With a service like eMusic, the cost is low enough that you don't have to be worried about taking a chance on new music. You could never collect statistics on such a thing, but I can tell you from my own experience, I'm much more willing to take a chance on something for 30 some odd cents a track than I would be at 99.

Sure, the people who are die hards will likely follow Epitaph to Apple and pay those prices, but in this environment, why would you be willing to bet on that number? To break it down another way, what is better, selling a lot of something at a lower cost, or selling fewer or something at a higher cost?

Now this is starting to get into the whole "long tail" thing and all the new economics stuff I don't claim to understand. I guess the bottom line for me is, I'm not a gambling man. If I was running the show, I'd probably stay with the lower price and current numbers rather than assuming a higher price would either keep a consistent number of customers or that the price increase would offset any loss of customers.

(Sidenote: Kudos to Epitaph for at least announcing they are leaving the service in October. Most labels just pack up shop with no warning leaving people who were planning on downloading tracks high and dry.)

UPDATE: and now they're gone. WTF? I thought it was nice they were giving people a heads up, but now it appears they've pulled everything already. Oh well, hope you got what you wanted subscribers.

3 comments:

JoseViruete said...

I'm a worker in the music industry and I'm liking a lot this "series" of music related post, keep on, please :)

wtf-film.com said...

This reminds me of a note from Trent Reznor about Year Zero sales in Australia - apparently the distributors there were charging roughly $30 US for it (as opposed to the $12 - $18 you can get it for here). His response was not a good one, and he mentioned that it's no wonder people are illegally downloading tracks with studios focusing so much on profiteering as opposed to the actual music.

Just food for thought.

Kindest regards,

Kevin P.

Amanda said...

Since I'm strictly a consumer, there's so much I don't know about the mechanics and economics of running a record label I'm loathe to get on my high horse too much. Possibly if I were in their shoes, I'd make the same decisions.

However I do think the record labels would be better off recognising reality a bit more in their practices. David Pakman's release on Epitaph put those issues very well.

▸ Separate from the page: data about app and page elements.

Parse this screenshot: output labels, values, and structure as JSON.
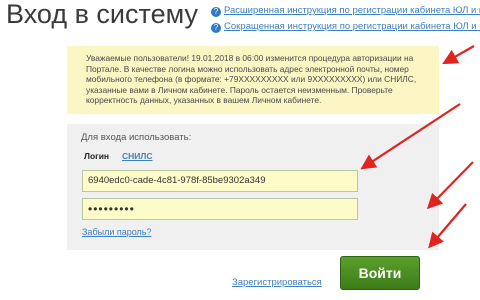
{
  "header": {
    "title": "Вход в систему",
    "links": [
      {
        "icon": "help-icon",
        "icon_glyph": "?",
        "label": "Расширенная инструкция по регистрации кабинета ЮЛ и кабинета"
      },
      {
        "icon": "help-icon",
        "icon_glyph": "?",
        "label": "Сокращенная инструкция по регистрации кабинета ЮЛ и кабинета"
      }
    ]
  },
  "notice": {
    "text": "Уважаемые пользователи! 19.01.2018 в 06:00 изменится процедура авторизации на Портале. В качестве логина можно использовать адрес электронной почты, номер мобильного телефона (в формате: +79XXXXXXXXX или 9XXXXXXXXX) или СНИЛС, указанные вами в Личном кабинете. Пароль остается неизменным. Проверьте корректность данных, указанных в вашем Личном кабинете."
  },
  "login_form": {
    "use_label": "Для входа использовать:",
    "tabs": [
      {
        "label": "Логин",
        "active": true
      },
      {
        "label": "СНИЛС",
        "active": false
      }
    ],
    "login_value": "6940edc0-cade-4c81-978f-85be9302a349",
    "password_value": "•••••••••",
    "forgot_password_label": "Забыли пароль?"
  },
  "footer": {
    "register_label": "Зарегистрироваться",
    "submit_label": "Войти"
  },
  "colors": {
    "notice_background": "#fbf6c3",
    "field_background": "#fdfbc8",
    "link": "#3d7fc0",
    "button": "#4a8f22",
    "annotation_arrow": "#e0241f"
  }
}
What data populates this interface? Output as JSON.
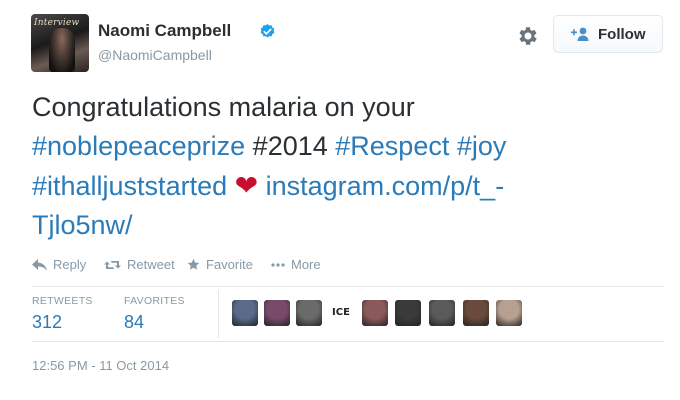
{
  "user": {
    "display_name": "Naomi Campbell",
    "handle": "@NaomiCampbell",
    "avatar_text": "Interview",
    "verified": true
  },
  "header": {
    "follow_label": "Follow",
    "settings_icon": "gear-icon",
    "follow_icon": "add-user-icon"
  },
  "tweet": {
    "text_line1": "Congratulations malaria on your",
    "hashtag_noblepeaceprize": "#noblepeaceprize",
    "text_2014": " #2014 ",
    "hashtag_respect": "#Respect",
    "hashtag_joy": "#joy",
    "hashtag_ithalljuststarted": "#ithalljuststarted",
    "heart": "❤",
    "link_part1": "instagram.com/p/t_-",
    "link_part2": "Tjlo5nw/"
  },
  "actions": {
    "reply": "Reply",
    "retweet": "Retweet",
    "favorite": "Favorite",
    "more": "More"
  },
  "stats": {
    "retweets_label": "RETWEETS",
    "retweets_value": "312",
    "favorites_label": "FAVORITES",
    "favorites_value": "84"
  },
  "favoriters": {
    "ice_text": "ICE",
    "colors": [
      "#5a6a8a",
      "#7a4a6a",
      "#6a6a6a",
      "#ffffff",
      "#8a5a5a",
      "#3a3a3a",
      "#5a5a5a",
      "#6a4a3a",
      "#b8a090",
      "#a07060"
    ]
  },
  "timestamp": "12:56 PM - 11 Oct 2014",
  "colors": {
    "link": "#2b7bb9",
    "muted": "#8899a6",
    "text": "#292f33",
    "verified": "#1da1f2",
    "heart": "#c8102e"
  }
}
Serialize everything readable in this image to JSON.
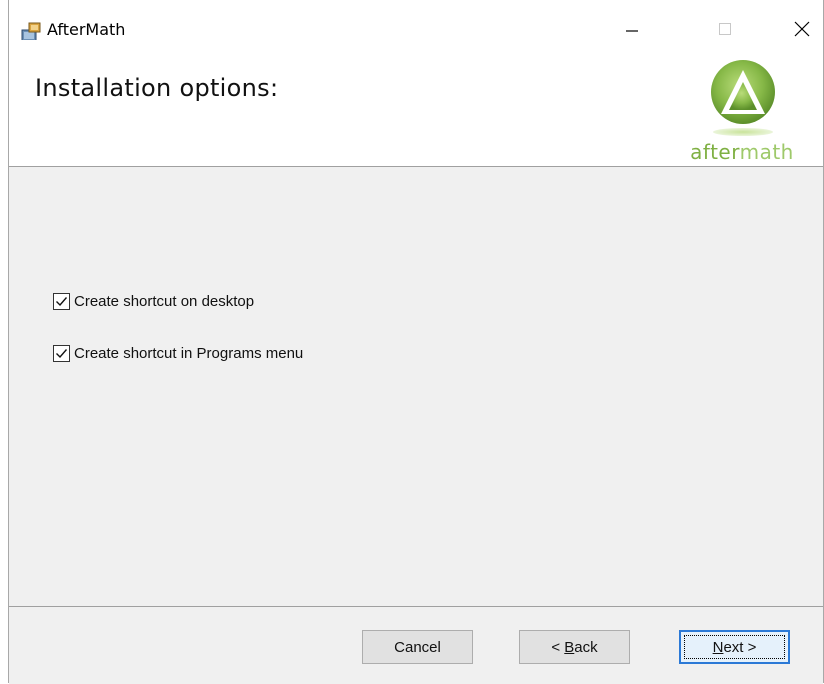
{
  "window": {
    "title": "AfterMath",
    "minimize_glyph": "—",
    "maximize_glyph": "☐",
    "close_glyph": "✕"
  },
  "header": {
    "title": "Installation options:",
    "logo_text_part1": "after",
    "logo_text_part2": "math"
  },
  "options": [
    {
      "label": "Create shortcut on desktop",
      "checked": true
    },
    {
      "label": "Create shortcut in Programs menu",
      "checked": true
    }
  ],
  "buttons": {
    "cancel": "Cancel",
    "back_prefix": "< ",
    "back_underlined": "B",
    "back_rest": "ack",
    "next_underlined": "N",
    "next_rest": "ext >"
  },
  "colors": {
    "accent_focus": "#2b79d6",
    "logo_green": "#7fb043",
    "logo_light_green": "#9ec96a",
    "dialog_background": "#f0f0f0"
  },
  "icons": {
    "app": "installer-icon",
    "logo": "aftermath-logo"
  }
}
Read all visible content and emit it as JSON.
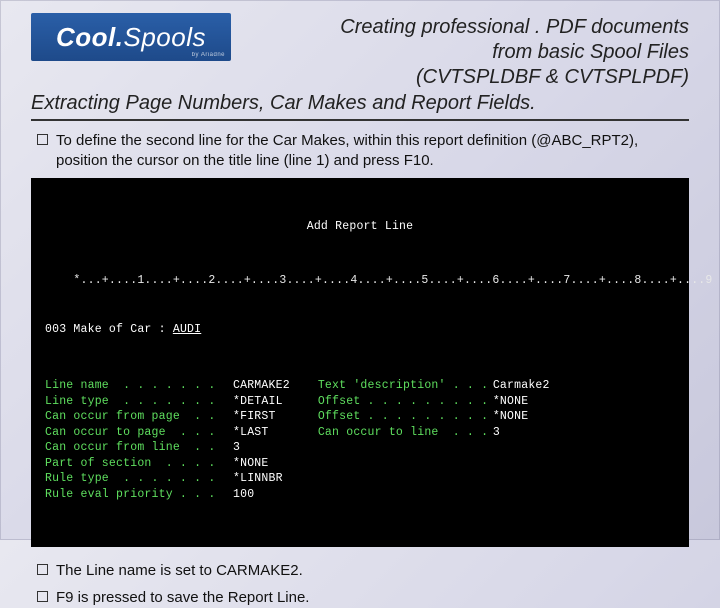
{
  "logo": {
    "brand_a": "Cool.",
    "brand_b": "Spools",
    "byline": "by Ariadne"
  },
  "title": {
    "l1": "Creating professional . PDF documents",
    "l2": "from basic Spool Files",
    "l3": "(CVTSPLDBF & CVTSPLPDF)"
  },
  "subtitle": "Extracting Page Numbers, Car Makes and Report Fields.",
  "bullets_top": [
    "To define the second line for the Car Makes, within this report definition (@ABC_RPT2), position the cursor on the title line (line 1) and press F10."
  ],
  "bullets_bottom": [
    "The Line name is set to CARMAKE2.",
    "F9 is pressed to save the Report Line."
  ],
  "terminal": {
    "title": "Add Report Line",
    "ruler": "    *...+....1....+....2....+....3....+....4....+....5....+....6....+....7....+....8....+....9",
    "context_lineno": "003",
    "context_prefix": " Make of Car : ",
    "context_value": "AUDI",
    "left": [
      {
        "label": "Line name  . . . . . . .",
        "value": "CARMAKE2"
      },
      {
        "label": "Line type  . . . . . . .",
        "value": "*DETAIL"
      },
      {
        "label": "Can occur from page  . .",
        "value": "*FIRST"
      },
      {
        "label": "Can occur to page  . . .",
        "value": "*LAST"
      },
      {
        "label": "Can occur from line  . .",
        "value": "3"
      },
      {
        "label": "Part of section  . . . .",
        "value": "*NONE"
      },
      {
        "label": "Rule type  . . . . . . .",
        "value": "*LINNBR"
      },
      {
        "label": "Rule eval priority . . .",
        "value": "100"
      }
    ],
    "right": [
      {
        "label": "Text 'description' . . .",
        "value": "Carmake2"
      },
      {
        "label": "",
        "value": ""
      },
      {
        "label": "Offset . . . . . . . . .",
        "value": "*NONE"
      },
      {
        "label": "Offset . . . . . . . . .",
        "value": "*NONE"
      },
      {
        "label": "Can occur to line  . . .",
        "value": "3"
      }
    ]
  }
}
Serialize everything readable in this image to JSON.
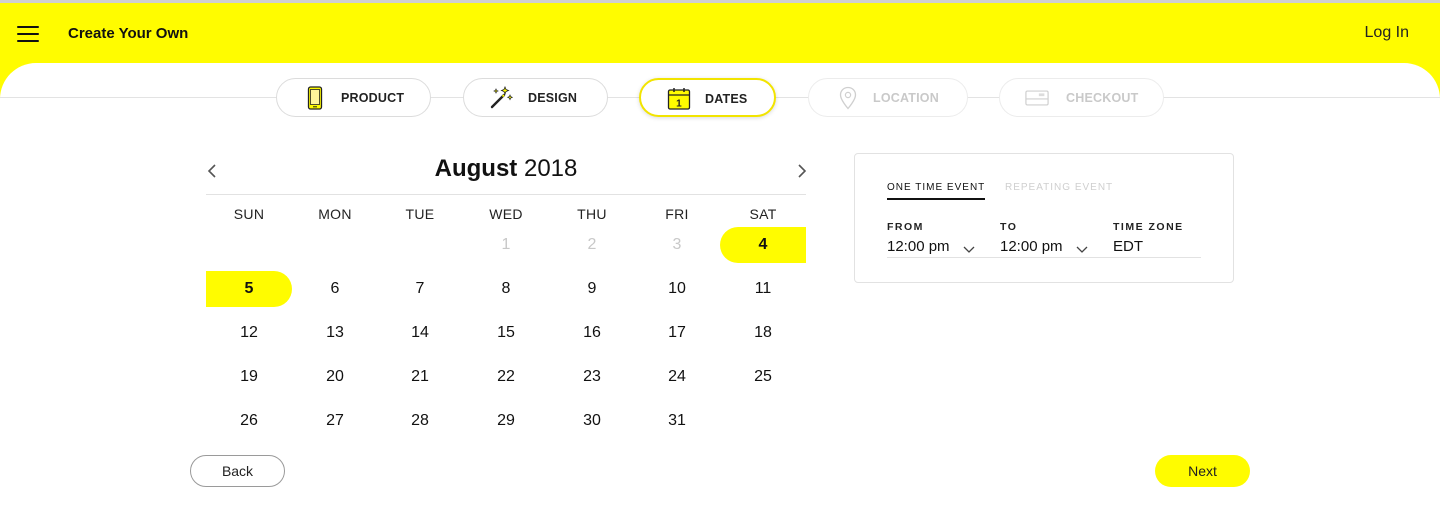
{
  "header": {
    "title": "Create Your Own",
    "login_label": "Log In",
    "menu_icon": "hamburger-menu-icon"
  },
  "steps": [
    {
      "label": "PRODUCT",
      "icon": "phone-icon",
      "state": "done"
    },
    {
      "label": "DESIGN",
      "icon": "magic-wand-icon",
      "state": "done"
    },
    {
      "label": "DATES",
      "icon": "calendar-icon",
      "state": "active"
    },
    {
      "label": "LOCATION",
      "icon": "location-pin-icon",
      "state": "disabled"
    },
    {
      "label": "CHECKOUT",
      "icon": "card-icon",
      "state": "disabled"
    }
  ],
  "calendar": {
    "month": "August",
    "year": "2018",
    "weekdays": [
      "SUN",
      "MON",
      "TUE",
      "WED",
      "THU",
      "FRI",
      "SAT"
    ],
    "days": [
      {
        "label": "1",
        "state": "muted"
      },
      {
        "label": "2",
        "state": "muted"
      },
      {
        "label": "3",
        "state": "muted"
      },
      {
        "label": "4",
        "state": "selected"
      },
      {
        "label": "5",
        "state": "selected"
      },
      {
        "label": "6"
      },
      {
        "label": "7"
      },
      {
        "label": "8"
      },
      {
        "label": "9"
      },
      {
        "label": "10"
      },
      {
        "label": "11"
      },
      {
        "label": "12"
      },
      {
        "label": "13"
      },
      {
        "label": "14"
      },
      {
        "label": "15"
      },
      {
        "label": "16"
      },
      {
        "label": "17"
      },
      {
        "label": "18"
      },
      {
        "label": "19"
      },
      {
        "label": "20"
      },
      {
        "label": "21"
      },
      {
        "label": "22"
      },
      {
        "label": "23"
      },
      {
        "label": "24"
      },
      {
        "label": "25"
      },
      {
        "label": "26"
      },
      {
        "label": "27"
      },
      {
        "label": "28"
      },
      {
        "label": "29"
      },
      {
        "label": "30"
      },
      {
        "label": "31"
      }
    ],
    "prev_icon": "chevron-left-icon",
    "next_icon": "chevron-right-icon"
  },
  "event_panel": {
    "tab_one_time": "ONE TIME EVENT",
    "tab_repeating": "REPEATING EVENT",
    "from_label": "FROM",
    "from_value": "12:00 pm",
    "to_label": "TO",
    "to_value": "12:00 pm",
    "timezone_label": "TIME ZONE",
    "timezone_value": "EDT"
  },
  "footer": {
    "back_label": "Back",
    "next_label": "Next"
  },
  "colors": {
    "accent": "#fffc00",
    "border": "#dcdcdc",
    "muted": "#c8c8c8"
  }
}
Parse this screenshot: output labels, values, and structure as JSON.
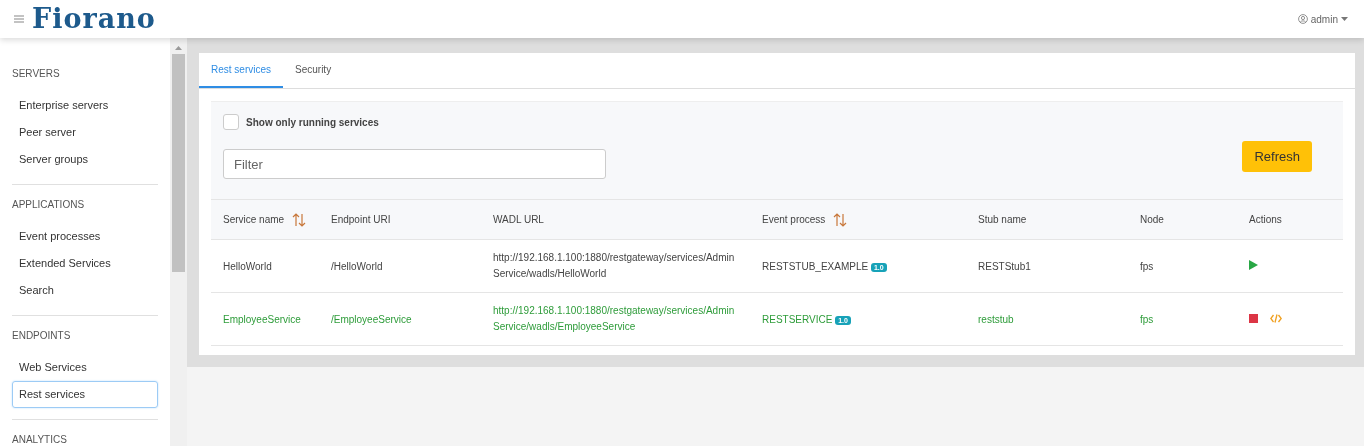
{
  "header": {
    "logo": "Fiorano",
    "user": "admin"
  },
  "sidebar": {
    "sections": [
      {
        "title": "SERVERS",
        "items": [
          {
            "label": "Enterprise servers",
            "selected": false
          },
          {
            "label": "Peer server",
            "selected": false
          },
          {
            "label": "Server groups",
            "selected": false
          }
        ]
      },
      {
        "title": "APPLICATIONS",
        "items": [
          {
            "label": "Event processes",
            "selected": false
          },
          {
            "label": "Extended Services",
            "selected": false
          },
          {
            "label": "Search",
            "selected": false
          }
        ]
      },
      {
        "title": "ENDPOINTS",
        "items": [
          {
            "label": "Web Services",
            "selected": false
          },
          {
            "label": "Rest services",
            "selected": true
          }
        ]
      },
      {
        "title": "ANALYTICS"
      }
    ]
  },
  "tabs": [
    {
      "label": "Rest services",
      "selected": true
    },
    {
      "label": "Security",
      "selected": false
    }
  ],
  "filter_panel": {
    "checkbox": {
      "label": "Show only running services",
      "checked": false
    },
    "search": {
      "placeholder": "Filter"
    },
    "refresh_button": "Refresh"
  },
  "table": {
    "columns": [
      {
        "label": "Service name",
        "sortable": true
      },
      {
        "label": "Endpoint URI",
        "sortable": false
      },
      {
        "label": "WADL URL",
        "sortable": false
      },
      {
        "label": "Event process",
        "sortable": true
      },
      {
        "label": "Stub name",
        "sortable": false
      },
      {
        "label": "Node",
        "sortable": false
      },
      {
        "label": "Actions",
        "sortable": false
      }
    ],
    "rows": [
      {
        "service_name": "HelloWorld",
        "endpoint_uri": "/HelloWorld",
        "wadl_url": "http://192.168.1.100:1880/restgateway/services/AdminService/wadls/HelloWorld",
        "event_process": "RESTSTUB_EXAMPLE",
        "version": "1.0",
        "stub_name": "RESTStub1",
        "node": "fps",
        "running": false
      },
      {
        "service_name": "EmployeeService",
        "endpoint_uri": "/EmployeeService",
        "wadl_url": "http://192.168.1.100:1880/restgateway/services/AdminService/wadls/EmployeeService",
        "event_process": "RESTSERVICE",
        "version": "1.0",
        "stub_name": "reststub",
        "node": "fps",
        "running": true
      }
    ]
  }
}
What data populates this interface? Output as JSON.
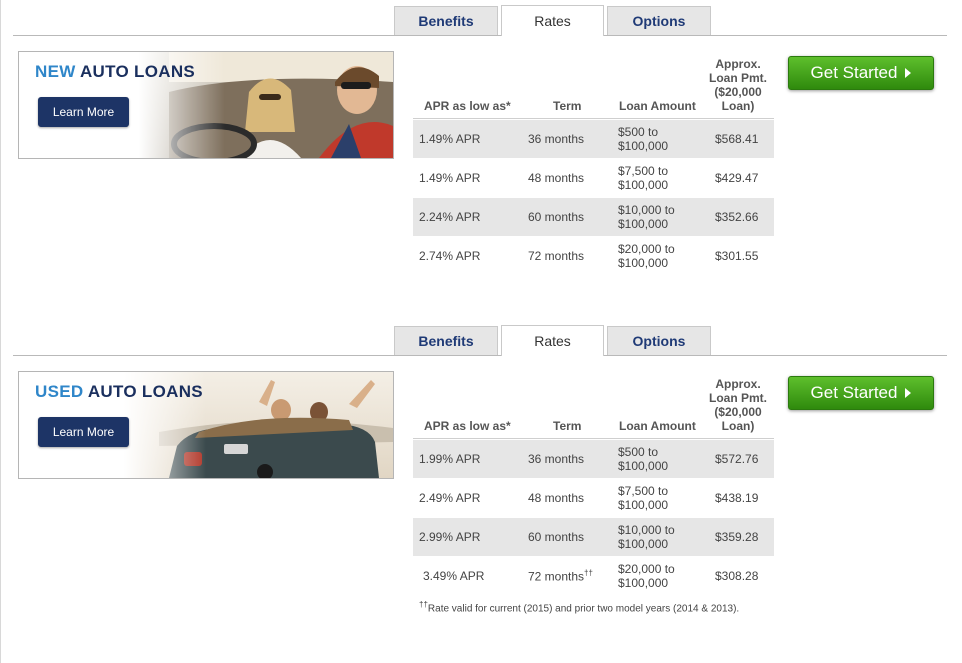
{
  "tabs": [
    "Benefits",
    "Rates",
    "Options"
  ],
  "headers": {
    "apr": "APR as low as*",
    "term": "Term",
    "amount": "Loan Amount",
    "pmt_lines": [
      "Approx.",
      "Loan Pmt.",
      "($20,000",
      "Loan)"
    ]
  },
  "cta_label": "Get Started",
  "new_loans": {
    "title_accent": "NEW",
    "title_rest": "AUTO LOANS",
    "learn_more": "Learn More",
    "rows": [
      {
        "apr": "1.49% APR",
        "term": "36 months",
        "amount_1": "$500 to",
        "amount_2": "$100,000",
        "pmt": "$568.41"
      },
      {
        "apr": "1.49% APR",
        "term": "48 months",
        "amount_1": "$7,500 to",
        "amount_2": "$100,000",
        "pmt": "$429.47"
      },
      {
        "apr": "2.24% APR",
        "term": "60 months",
        "amount_1": "$10,000 to",
        "amount_2": "$100,000",
        "pmt": "$352.66"
      },
      {
        "apr": "2.74% APR",
        "term": "72 months",
        "amount_1": "$20,000 to",
        "amount_2": "$100,000",
        "pmt": "$301.55"
      }
    ]
  },
  "used_loans": {
    "title_accent": "USED",
    "title_rest": "AUTO LOANS",
    "learn_more": "Learn More",
    "rows": [
      {
        "apr": "1.99% APR",
        "term": "36 months",
        "amount_1": "$500 to",
        "amount_2": "$100,000",
        "pmt": "$572.76"
      },
      {
        "apr": "2.49% APR",
        "term": "48 months",
        "amount_1": "$7,500 to",
        "amount_2": "$100,000",
        "pmt": "$438.19"
      },
      {
        "apr": "2.99% APR",
        "term": "60 months",
        "amount_1": "$10,000 to",
        "amount_2": "$100,000",
        "pmt": "$359.28"
      },
      {
        "apr": "3.49% APR",
        "term": "72 months",
        "term_mark": "††",
        "amount_1": "$20,000 to",
        "amount_2": "$100,000",
        "pmt": "$308.28"
      }
    ],
    "footnote_mark": "††",
    "footnote": "Rate valid for current (2015) and prior two model years (2014 & 2013)."
  },
  "colors": {
    "navy": "#1d3466",
    "accent_blue": "#2f86c9",
    "cta_green": "#3f9e18",
    "tab_text": "#1f3a76"
  }
}
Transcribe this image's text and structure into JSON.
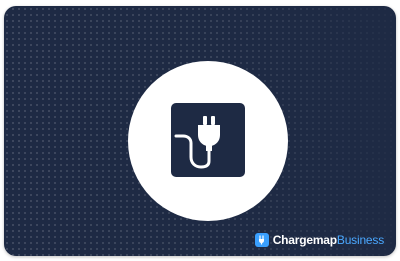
{
  "card": {
    "icon": "plug-icon",
    "brand": {
      "logo_icon": "chargemap-logo-icon",
      "name": "Chargemap",
      "suffix": "Business",
      "accent_color": "#3aa0ff"
    },
    "colors": {
      "background": "#1e2a44",
      "circle": "#ffffff"
    }
  }
}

Anti/Epitaph was already unavailable in Australia (altho', it must've been at some point because I definately got the Greg Graffin solo album) so it was no loss to me personally. I suppose I take a pragmatic attitude, its great to get new releases but even if their were no new releases on eMu I'd still have no trouble dispensing of my monthly quota in the backblocks.